What to do - Using the data below, return every line that holds the word "Maximum".

**** Records for this task ****

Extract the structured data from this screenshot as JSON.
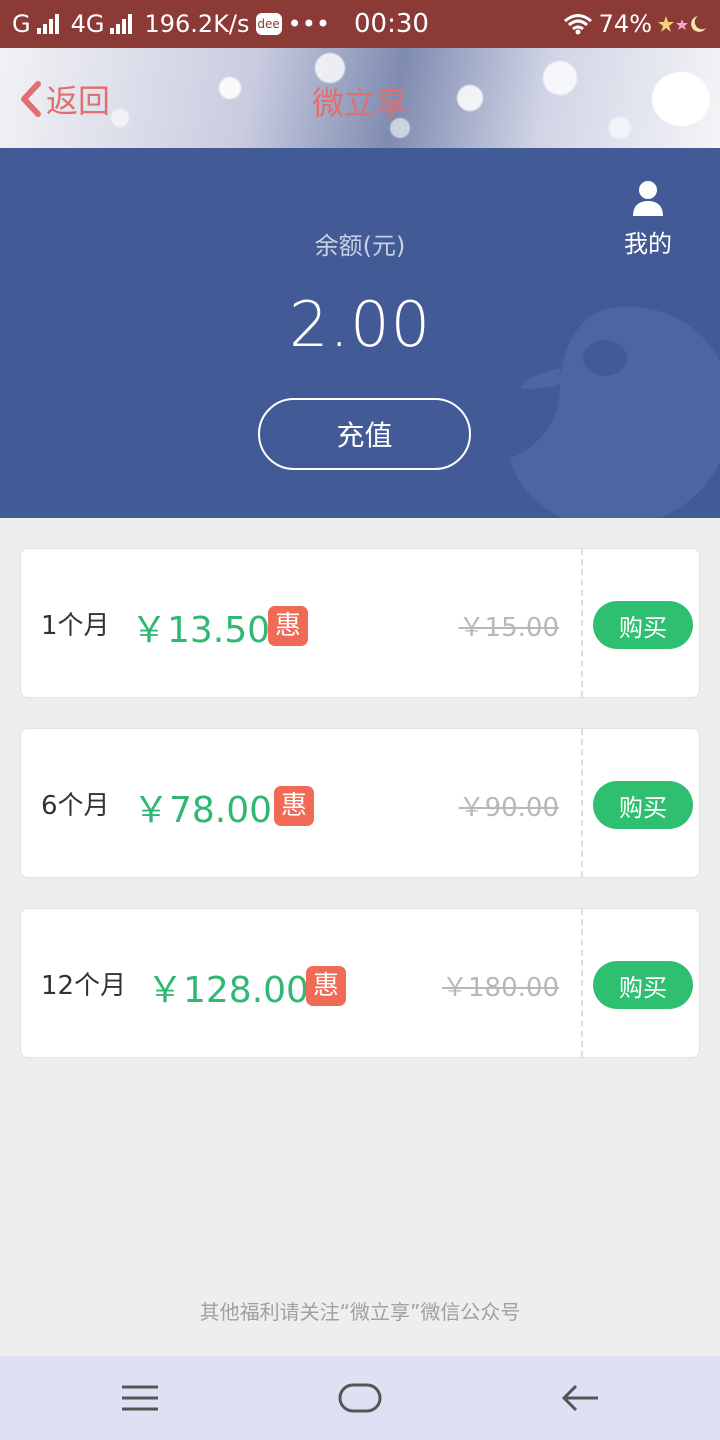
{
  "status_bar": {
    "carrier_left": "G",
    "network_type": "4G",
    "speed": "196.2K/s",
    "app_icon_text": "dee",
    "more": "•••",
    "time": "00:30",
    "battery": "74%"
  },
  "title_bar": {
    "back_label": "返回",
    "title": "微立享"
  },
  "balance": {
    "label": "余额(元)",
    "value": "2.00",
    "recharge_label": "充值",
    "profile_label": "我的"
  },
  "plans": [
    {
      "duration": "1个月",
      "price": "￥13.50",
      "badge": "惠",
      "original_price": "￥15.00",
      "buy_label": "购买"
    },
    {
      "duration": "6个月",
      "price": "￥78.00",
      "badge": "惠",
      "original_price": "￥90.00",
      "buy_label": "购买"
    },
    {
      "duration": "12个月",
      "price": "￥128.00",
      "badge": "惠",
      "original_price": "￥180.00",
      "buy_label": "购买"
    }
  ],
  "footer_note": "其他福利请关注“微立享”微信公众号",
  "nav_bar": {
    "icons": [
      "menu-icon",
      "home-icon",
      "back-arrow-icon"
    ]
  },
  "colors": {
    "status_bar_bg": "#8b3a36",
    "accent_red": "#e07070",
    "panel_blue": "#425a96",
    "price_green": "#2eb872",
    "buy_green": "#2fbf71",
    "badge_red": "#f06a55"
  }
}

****
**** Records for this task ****

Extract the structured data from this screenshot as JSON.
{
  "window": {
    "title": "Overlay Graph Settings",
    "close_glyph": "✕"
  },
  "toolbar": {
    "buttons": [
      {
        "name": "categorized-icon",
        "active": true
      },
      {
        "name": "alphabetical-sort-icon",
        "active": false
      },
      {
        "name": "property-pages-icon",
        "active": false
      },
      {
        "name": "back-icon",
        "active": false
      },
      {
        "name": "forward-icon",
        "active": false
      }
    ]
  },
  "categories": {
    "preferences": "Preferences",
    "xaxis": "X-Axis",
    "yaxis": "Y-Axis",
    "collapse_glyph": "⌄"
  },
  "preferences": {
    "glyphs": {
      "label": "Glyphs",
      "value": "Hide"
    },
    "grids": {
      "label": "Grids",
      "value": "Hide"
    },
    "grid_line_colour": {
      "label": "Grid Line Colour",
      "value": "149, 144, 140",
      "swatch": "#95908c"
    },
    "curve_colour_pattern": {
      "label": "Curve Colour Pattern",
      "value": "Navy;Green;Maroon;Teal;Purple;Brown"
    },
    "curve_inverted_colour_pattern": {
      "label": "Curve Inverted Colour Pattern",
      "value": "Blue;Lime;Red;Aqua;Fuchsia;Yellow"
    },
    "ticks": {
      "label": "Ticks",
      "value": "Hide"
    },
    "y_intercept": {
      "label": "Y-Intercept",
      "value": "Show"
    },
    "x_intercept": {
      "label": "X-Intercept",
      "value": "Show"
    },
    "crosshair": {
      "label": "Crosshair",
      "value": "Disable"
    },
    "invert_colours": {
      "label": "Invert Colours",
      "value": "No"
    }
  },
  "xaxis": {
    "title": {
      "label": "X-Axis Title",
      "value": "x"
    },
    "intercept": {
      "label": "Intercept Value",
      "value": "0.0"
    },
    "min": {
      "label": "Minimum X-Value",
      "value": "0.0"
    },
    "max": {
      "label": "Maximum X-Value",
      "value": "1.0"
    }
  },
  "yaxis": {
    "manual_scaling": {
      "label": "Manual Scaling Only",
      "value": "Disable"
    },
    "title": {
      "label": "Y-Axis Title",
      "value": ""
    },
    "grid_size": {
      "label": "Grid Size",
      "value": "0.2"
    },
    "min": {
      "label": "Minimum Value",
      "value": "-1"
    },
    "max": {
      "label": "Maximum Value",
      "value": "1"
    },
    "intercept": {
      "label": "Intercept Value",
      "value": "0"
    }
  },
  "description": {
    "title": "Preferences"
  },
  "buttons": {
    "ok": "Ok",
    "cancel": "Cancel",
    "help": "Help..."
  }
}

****
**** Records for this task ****

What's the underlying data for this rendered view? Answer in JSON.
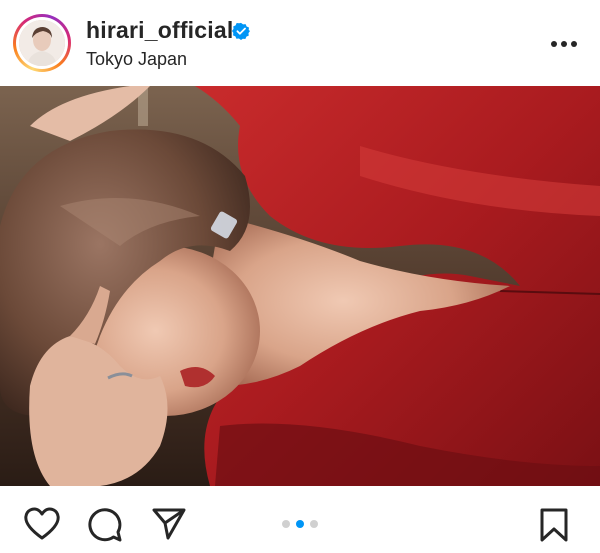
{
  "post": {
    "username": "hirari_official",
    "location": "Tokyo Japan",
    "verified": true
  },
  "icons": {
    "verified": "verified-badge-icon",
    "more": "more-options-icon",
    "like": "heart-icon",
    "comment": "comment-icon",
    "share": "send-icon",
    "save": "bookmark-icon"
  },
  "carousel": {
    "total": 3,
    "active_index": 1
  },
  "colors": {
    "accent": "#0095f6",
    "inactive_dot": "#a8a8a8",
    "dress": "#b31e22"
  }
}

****

Answer to the problem -
      "label": "Maximum X-Value",
      "label": "Maximum Value",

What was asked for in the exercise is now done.